Tree Hugger’s not a Critter, but she’s so powerful she’s worth going off theme. Unfortunately, she can sometimes be a little too good. “Turn off Troublemakers” is fair in a tournament, but it’s less good for games with your friends. It’s a cool deckbuilding challenge to find just the right card to win fun games. It’s less fun to find a card that blanks half your opponent’s deck.
I’m excited to try Battlesnakes, Hissy Fit as a fun, fair, interactive option to give Critter decks another way to dodge Troublemakers. Often, buying just a turn or two—exactly what Battlesnakes gives you—can put you far enough ahead in points to close the game. As a cheap Critter, Battlesnakes is easy to sneak into a big turn, but can also be part of your fast Critter openings, if that’s what you need.
Plus, as a straight Yellow Friend, Battlesnakes can fit into all sorts of new Critter decks beyond your typical Yellow-White Cratus/Tree Hugger decks. In particular, I’m excited to try them alongside Pinkie Pie, One Filly Party in a Yellow-Pink tokens deck.

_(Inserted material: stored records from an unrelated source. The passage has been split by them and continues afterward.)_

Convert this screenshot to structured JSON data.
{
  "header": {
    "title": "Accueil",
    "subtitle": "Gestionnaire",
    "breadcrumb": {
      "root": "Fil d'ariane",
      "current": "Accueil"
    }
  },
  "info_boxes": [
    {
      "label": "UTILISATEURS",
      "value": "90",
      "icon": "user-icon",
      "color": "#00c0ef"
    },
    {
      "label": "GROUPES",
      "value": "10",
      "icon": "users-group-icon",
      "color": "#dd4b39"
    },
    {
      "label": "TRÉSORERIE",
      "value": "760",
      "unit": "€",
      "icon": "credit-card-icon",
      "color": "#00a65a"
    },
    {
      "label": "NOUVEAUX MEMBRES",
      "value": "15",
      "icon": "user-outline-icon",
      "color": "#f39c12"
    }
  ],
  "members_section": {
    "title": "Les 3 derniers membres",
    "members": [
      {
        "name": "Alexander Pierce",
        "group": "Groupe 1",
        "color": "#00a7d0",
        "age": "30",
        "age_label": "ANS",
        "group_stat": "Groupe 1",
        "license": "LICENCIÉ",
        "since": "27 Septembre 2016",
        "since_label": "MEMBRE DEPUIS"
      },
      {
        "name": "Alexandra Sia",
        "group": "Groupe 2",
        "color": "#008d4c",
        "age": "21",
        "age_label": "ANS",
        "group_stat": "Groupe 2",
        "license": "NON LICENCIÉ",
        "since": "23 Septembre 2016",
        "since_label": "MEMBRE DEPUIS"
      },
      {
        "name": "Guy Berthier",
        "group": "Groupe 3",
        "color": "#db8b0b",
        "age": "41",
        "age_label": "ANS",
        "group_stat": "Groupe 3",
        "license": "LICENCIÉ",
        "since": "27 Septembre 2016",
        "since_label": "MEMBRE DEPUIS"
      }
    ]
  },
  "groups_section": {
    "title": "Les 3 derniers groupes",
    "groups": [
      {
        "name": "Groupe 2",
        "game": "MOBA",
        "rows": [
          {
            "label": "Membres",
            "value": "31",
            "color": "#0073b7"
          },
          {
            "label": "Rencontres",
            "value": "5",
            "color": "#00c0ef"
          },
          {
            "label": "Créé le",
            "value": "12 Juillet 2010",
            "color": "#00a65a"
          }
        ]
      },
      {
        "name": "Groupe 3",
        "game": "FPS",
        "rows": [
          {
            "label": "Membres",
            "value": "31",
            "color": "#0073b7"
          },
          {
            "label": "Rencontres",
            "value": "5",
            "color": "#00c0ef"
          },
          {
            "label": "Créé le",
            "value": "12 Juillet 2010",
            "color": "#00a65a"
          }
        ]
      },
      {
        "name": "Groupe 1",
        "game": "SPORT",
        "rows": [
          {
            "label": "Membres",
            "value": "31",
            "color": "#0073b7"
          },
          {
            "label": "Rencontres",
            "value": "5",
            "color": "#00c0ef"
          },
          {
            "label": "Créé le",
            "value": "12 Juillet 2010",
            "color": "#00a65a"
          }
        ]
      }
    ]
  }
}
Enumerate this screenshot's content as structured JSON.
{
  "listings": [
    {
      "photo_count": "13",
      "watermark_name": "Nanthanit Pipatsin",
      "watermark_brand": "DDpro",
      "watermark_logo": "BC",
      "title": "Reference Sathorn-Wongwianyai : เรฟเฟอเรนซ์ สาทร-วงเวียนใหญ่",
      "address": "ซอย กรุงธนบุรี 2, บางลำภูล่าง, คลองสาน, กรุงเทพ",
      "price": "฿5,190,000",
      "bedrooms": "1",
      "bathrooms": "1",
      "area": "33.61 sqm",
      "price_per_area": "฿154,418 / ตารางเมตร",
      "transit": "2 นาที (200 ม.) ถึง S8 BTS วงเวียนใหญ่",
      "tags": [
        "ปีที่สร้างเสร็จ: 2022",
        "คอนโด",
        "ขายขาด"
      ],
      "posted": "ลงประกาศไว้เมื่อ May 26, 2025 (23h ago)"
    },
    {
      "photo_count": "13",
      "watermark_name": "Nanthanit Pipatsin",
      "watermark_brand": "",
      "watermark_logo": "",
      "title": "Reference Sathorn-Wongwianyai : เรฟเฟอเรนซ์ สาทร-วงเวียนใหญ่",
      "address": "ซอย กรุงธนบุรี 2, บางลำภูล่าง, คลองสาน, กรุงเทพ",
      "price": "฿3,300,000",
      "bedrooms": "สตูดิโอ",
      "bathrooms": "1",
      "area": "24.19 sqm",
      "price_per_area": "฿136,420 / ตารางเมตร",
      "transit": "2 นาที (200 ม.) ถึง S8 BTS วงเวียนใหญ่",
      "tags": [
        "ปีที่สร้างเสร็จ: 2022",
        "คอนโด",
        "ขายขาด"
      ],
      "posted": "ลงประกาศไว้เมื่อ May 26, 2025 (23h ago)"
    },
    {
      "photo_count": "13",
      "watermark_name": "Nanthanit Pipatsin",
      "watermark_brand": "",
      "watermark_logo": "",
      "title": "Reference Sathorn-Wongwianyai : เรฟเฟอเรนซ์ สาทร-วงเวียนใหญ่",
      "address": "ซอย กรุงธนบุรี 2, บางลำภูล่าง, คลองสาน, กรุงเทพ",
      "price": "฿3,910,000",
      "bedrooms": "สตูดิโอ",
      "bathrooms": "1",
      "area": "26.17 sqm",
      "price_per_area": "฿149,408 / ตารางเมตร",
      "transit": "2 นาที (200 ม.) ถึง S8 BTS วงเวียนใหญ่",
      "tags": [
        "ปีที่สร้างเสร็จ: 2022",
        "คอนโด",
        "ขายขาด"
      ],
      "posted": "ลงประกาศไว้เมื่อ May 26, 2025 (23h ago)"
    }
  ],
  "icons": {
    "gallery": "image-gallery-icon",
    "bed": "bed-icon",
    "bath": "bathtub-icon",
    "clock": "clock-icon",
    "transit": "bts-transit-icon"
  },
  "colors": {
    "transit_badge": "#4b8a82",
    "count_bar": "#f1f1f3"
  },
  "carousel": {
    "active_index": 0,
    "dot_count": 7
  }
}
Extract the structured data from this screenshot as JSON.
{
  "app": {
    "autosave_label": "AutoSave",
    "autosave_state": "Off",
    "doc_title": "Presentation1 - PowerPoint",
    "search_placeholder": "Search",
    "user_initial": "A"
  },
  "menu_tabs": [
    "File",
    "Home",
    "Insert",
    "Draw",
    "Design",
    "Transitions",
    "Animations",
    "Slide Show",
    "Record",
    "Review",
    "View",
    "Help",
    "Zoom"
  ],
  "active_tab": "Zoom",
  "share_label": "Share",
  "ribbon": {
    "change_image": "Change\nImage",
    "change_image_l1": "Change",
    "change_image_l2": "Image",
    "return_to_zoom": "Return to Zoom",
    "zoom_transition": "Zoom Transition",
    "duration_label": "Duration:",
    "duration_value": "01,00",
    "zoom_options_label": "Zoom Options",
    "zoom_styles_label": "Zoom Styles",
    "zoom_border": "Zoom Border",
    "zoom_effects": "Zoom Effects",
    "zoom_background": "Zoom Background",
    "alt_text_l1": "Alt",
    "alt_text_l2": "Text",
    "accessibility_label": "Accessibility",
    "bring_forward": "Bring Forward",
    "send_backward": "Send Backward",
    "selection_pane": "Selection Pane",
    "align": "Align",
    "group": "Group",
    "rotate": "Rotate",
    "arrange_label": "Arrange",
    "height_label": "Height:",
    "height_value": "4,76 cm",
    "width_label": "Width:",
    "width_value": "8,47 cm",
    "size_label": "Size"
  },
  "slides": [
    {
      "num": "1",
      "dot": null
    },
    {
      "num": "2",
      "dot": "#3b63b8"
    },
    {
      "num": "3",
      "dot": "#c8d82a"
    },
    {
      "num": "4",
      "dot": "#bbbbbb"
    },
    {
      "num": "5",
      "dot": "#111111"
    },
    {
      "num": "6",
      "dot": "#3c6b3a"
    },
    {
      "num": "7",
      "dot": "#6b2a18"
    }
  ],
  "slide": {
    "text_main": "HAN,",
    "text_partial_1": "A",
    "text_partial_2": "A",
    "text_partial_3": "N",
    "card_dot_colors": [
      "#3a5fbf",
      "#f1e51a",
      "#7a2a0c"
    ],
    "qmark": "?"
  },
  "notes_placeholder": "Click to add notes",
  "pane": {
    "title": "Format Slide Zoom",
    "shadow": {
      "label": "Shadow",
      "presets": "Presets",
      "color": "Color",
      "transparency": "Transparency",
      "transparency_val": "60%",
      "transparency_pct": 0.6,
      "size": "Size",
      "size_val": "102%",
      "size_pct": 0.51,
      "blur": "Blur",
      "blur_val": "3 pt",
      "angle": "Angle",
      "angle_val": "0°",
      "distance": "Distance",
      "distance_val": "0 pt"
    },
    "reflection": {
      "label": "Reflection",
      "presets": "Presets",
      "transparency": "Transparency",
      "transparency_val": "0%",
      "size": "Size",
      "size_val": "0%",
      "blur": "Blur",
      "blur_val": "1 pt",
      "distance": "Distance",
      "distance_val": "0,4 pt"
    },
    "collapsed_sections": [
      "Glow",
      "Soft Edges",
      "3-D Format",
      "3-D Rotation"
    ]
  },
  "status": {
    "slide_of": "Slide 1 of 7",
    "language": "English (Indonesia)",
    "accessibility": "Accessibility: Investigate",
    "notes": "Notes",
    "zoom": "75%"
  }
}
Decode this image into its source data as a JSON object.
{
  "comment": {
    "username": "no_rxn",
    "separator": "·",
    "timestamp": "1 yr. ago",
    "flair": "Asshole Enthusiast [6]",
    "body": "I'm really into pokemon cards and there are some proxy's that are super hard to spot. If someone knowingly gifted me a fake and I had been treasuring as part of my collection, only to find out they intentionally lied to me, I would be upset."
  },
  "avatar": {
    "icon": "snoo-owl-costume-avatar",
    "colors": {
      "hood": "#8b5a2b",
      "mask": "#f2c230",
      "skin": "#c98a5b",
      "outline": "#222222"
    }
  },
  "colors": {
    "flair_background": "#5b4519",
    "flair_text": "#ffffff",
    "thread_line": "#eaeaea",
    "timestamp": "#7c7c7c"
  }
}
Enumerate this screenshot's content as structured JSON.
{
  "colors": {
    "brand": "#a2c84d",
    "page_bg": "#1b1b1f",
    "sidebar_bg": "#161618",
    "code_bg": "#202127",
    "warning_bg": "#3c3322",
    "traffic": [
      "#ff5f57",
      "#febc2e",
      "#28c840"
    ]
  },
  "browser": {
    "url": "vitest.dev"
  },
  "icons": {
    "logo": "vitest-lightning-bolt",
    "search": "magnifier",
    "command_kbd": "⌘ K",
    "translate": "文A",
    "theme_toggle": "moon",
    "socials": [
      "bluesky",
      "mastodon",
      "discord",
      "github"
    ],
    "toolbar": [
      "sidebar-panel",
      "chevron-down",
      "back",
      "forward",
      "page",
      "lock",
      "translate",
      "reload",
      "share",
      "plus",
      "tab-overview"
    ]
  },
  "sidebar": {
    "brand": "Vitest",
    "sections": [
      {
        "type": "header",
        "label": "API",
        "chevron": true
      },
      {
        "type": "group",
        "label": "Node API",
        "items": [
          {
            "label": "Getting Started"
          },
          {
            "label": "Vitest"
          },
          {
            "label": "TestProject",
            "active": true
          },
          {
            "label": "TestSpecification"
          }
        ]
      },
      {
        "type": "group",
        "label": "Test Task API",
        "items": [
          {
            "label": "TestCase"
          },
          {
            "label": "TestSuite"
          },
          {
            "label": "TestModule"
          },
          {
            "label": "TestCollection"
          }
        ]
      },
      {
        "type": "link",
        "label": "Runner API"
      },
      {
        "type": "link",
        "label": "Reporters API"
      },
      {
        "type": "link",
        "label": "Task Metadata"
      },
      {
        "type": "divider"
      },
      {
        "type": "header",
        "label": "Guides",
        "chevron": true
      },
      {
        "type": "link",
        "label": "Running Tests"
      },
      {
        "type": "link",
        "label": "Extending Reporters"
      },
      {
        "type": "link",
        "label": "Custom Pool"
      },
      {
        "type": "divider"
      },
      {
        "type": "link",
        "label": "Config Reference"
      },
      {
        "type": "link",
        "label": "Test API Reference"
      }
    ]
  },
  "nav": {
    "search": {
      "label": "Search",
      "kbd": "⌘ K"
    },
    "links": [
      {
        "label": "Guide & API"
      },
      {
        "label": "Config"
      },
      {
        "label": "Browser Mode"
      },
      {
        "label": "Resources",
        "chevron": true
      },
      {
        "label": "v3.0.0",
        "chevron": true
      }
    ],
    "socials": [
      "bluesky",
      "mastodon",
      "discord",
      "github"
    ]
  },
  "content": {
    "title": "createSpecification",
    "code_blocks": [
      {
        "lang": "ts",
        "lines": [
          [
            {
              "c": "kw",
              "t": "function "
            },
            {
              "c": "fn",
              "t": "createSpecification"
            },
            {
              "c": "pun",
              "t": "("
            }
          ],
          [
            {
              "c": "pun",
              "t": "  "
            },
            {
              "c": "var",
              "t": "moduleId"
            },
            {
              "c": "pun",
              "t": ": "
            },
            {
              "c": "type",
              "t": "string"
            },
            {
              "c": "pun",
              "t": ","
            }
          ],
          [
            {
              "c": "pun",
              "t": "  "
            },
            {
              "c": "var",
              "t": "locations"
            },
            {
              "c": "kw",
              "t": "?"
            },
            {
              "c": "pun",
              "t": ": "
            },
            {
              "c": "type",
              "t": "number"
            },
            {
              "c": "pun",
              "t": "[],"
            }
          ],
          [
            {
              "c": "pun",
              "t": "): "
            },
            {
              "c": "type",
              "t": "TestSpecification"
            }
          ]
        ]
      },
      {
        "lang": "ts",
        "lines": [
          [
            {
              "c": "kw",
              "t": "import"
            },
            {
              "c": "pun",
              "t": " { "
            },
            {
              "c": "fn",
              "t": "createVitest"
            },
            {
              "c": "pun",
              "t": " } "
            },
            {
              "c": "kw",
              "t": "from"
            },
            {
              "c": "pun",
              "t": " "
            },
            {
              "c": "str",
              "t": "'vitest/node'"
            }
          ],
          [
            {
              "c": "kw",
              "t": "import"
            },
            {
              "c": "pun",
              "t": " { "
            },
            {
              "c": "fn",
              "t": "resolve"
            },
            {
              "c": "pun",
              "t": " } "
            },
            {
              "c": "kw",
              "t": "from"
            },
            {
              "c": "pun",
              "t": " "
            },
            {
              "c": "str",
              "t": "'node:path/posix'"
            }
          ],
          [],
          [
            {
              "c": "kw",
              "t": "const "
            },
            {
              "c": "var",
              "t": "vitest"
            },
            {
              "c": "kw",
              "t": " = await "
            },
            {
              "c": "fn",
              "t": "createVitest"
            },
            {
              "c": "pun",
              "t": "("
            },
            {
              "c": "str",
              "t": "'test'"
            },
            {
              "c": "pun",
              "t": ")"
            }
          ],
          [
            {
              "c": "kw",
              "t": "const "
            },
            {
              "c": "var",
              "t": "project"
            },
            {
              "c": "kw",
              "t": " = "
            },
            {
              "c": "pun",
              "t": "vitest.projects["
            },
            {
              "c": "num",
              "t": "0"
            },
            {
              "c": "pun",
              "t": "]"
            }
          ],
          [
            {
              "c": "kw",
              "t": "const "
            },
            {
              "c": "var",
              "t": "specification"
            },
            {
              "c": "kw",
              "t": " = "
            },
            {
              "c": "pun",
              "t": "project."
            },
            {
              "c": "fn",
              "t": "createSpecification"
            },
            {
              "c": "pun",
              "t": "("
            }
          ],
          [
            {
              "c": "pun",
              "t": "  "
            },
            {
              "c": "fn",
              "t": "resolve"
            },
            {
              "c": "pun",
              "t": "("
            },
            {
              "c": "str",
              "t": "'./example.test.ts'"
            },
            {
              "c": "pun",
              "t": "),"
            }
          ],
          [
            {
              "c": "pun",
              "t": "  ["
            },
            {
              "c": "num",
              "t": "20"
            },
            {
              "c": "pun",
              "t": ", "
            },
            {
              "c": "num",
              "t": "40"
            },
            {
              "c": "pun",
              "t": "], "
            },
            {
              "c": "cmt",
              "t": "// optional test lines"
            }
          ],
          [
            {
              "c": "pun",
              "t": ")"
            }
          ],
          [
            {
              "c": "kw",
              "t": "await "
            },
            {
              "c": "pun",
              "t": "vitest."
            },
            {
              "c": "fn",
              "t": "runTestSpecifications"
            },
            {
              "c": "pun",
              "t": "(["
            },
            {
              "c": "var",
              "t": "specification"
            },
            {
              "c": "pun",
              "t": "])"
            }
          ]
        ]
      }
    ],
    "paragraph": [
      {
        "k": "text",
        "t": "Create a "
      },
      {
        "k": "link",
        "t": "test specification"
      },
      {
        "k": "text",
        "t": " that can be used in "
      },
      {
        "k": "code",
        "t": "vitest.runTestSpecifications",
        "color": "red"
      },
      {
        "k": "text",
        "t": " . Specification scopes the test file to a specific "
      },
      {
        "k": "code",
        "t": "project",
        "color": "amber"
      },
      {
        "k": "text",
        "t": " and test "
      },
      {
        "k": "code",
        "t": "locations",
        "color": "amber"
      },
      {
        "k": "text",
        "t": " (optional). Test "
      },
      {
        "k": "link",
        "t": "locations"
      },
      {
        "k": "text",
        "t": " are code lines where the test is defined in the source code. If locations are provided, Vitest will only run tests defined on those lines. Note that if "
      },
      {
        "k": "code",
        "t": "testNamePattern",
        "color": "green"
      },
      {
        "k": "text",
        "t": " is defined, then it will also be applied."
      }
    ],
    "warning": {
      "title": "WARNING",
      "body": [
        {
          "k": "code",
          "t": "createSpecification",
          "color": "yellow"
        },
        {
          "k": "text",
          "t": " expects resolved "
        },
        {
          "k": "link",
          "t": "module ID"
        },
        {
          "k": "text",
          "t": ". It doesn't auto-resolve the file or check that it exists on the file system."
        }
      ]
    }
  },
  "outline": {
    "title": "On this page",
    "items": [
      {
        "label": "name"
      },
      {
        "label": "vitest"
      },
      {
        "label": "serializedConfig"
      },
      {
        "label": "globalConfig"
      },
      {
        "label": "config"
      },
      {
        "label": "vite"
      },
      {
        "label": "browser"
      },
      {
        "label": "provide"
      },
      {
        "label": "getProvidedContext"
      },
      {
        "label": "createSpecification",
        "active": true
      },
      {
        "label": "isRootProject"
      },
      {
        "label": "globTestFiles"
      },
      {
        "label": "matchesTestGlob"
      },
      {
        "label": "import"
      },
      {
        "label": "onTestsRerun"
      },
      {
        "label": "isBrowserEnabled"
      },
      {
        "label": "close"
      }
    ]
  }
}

Critter tokens and Earth Pony tokens together? I’m in.
Or maybe Critters aren’t quite your speed? Marks has you covered there, too.
Repulsor Blast is essentially a one-shot Tree Hugger, which can buy you a critical turn to get ahead or stay ahead. Even better, if you can force a double-face off (a fracas, if you will), you can refresh problems and get rid of the Troublemaker for good. To help, Marks also includes cool new Dilemmas to give additional avenues to confront multiple Problems in a turn:
Here's another alternate timeline that appears as a Dilemma card in #mlpccg Marks in Time! pic.twitter.com/teJNXNWuZj
— MLP: CCG (@MLP_CCG) April 4, 2016
Suffice to say Yellow is going to get some cool new toys when Marks in Time drops in May! I’m really looking forward to it.
I hope these Marks in Time previews are just as exciting for you as they are for me! Stay tuned to the MLP CCG Twitter account and the Enterplay Facebook page for more preview cards as they come out, and sound off in the comments to let us all know what cards you’re most excited to get your hands on.